So there we go. We’ve created a nice charming little zombie that I will save and then ‘Export’ as a 300DPI PNG to share upon the world of social media. I hope you’ve enjoyed this brief tutorial and that it touched upon some of the creative wonders that one can be produced with Gravit Designer. If you’d like to see more of my illustrative works, feel free to follow me on Facebook, Twitter and Instagram.
I am a student in a vocational school in my city. Sure, I like to design anything if it’s interesting. However, sometimes the will to design fades because of expensive softwares. Fortunately, I found Gravit designer. It did not take me long to learn and master the software, because the UI is easy to understand and similar to other softwares I’ve used before.
I am graphic designer at Radiomuslimjogja, an Islam based radio streaming. I first met Gravit designer when I was almost graduating from my vocational school. It helps me a lot with my school projects.
Project: Jelajahi Angkasa Landing Page
This project is for a landing page that informs what the website has to offer. I don’t know how to code to create a full working website, although I know a little about web programming. I got inspiration from some awesome artists at dribbble.com, and I was just like “Hey, that is awesome, I will try to create my own!”.
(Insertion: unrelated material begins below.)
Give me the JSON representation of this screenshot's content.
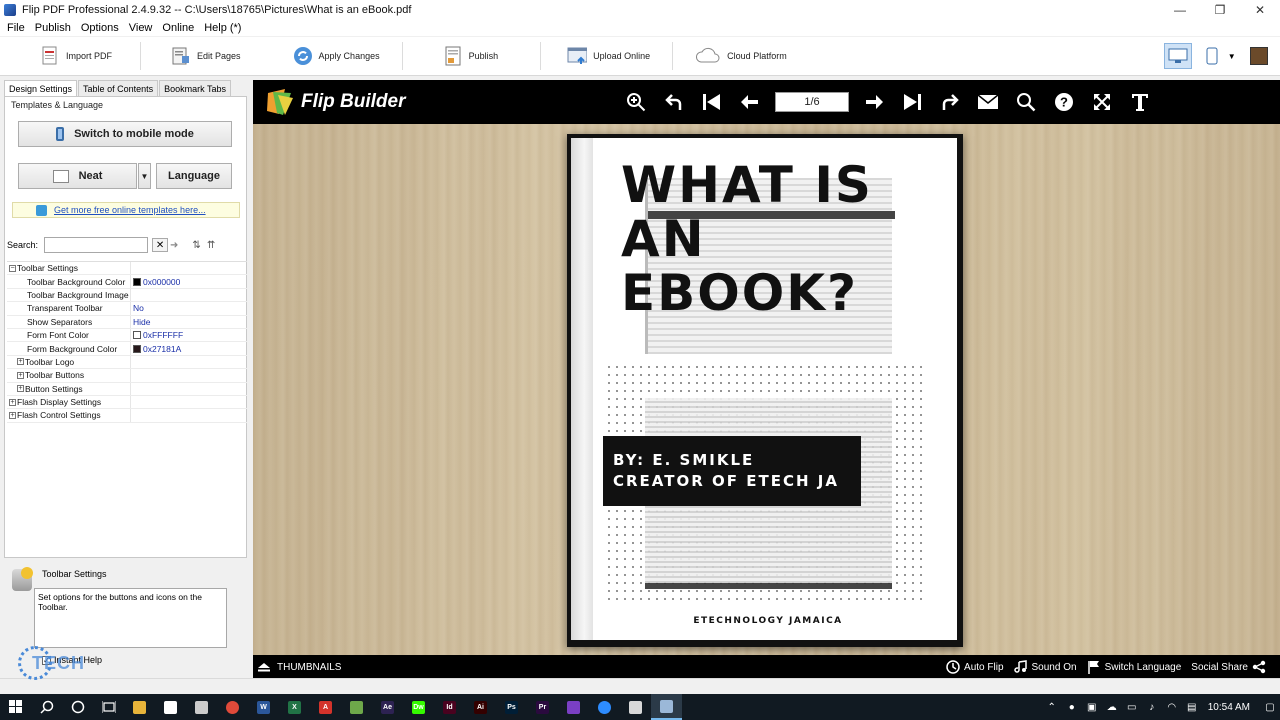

Before I started, I downloaded some PNGs from kisspng.com.
Create a new design at 1600x1200px, or any size you want to fit your project. Import the image to your canvas, resize it to make it larger and then blur it.
Create a rectangle, make the corners round, and add a drop shadow effect. The background is just a detail for my design, it will not actually be used on the website.
Create a shape with the Pen tool and add an inner shadow. Now, combine this shape with the rectangle, clipping them together.
Copy the Pen tool shape 2 times, and arrange the shapes, so that they look like this:
Import the space and sun flare images, and clip them to the rectangle. It will look like this:
This is how my layers panel looks by now:
For my website’s title, I wrote “Jelajahi Angkasa” (“Explore the space” in Indonesian). Convert the text to path, import the space image again and clip it to the text.
Now, add the astronaut image, and place it on top of all the other layers.
Create a description for the website. I also added a “Go” button.
For the button, create a rectangle with rounded corners, a gradient and drop shadow. Clip the same background image and the astronaut to the rectangle, resize it and it will look like this:
To make it more similar to a real button, add a rectangle with same size in front of it, use a gradient white to black, and change the blending mode to “soft light”.
Create another rectangle following the same steps as before, but add just black as the color, and change the blending to “soft light” to make it darker.
To finish, add some placeholder text.
Working with Gravit is really fun. Beginning designers can easily use it because the UI is easy to understand.
And what I love is the community, especially the developers. They are helpful and friendly, they try to listen to the community to decide what is best for the app. Maybe Gravit will be a hit software in the future. I would love to see that moment.
Just a glimpse …
That’s not all yet. People have created countless more designs recently. Beware, there’s a boatload of images ahead …
See what People have created with Gravit Designer #7 was originally published in Gravit Designer on Medium, where people are continuing the conversation by highlighting and responding to this story.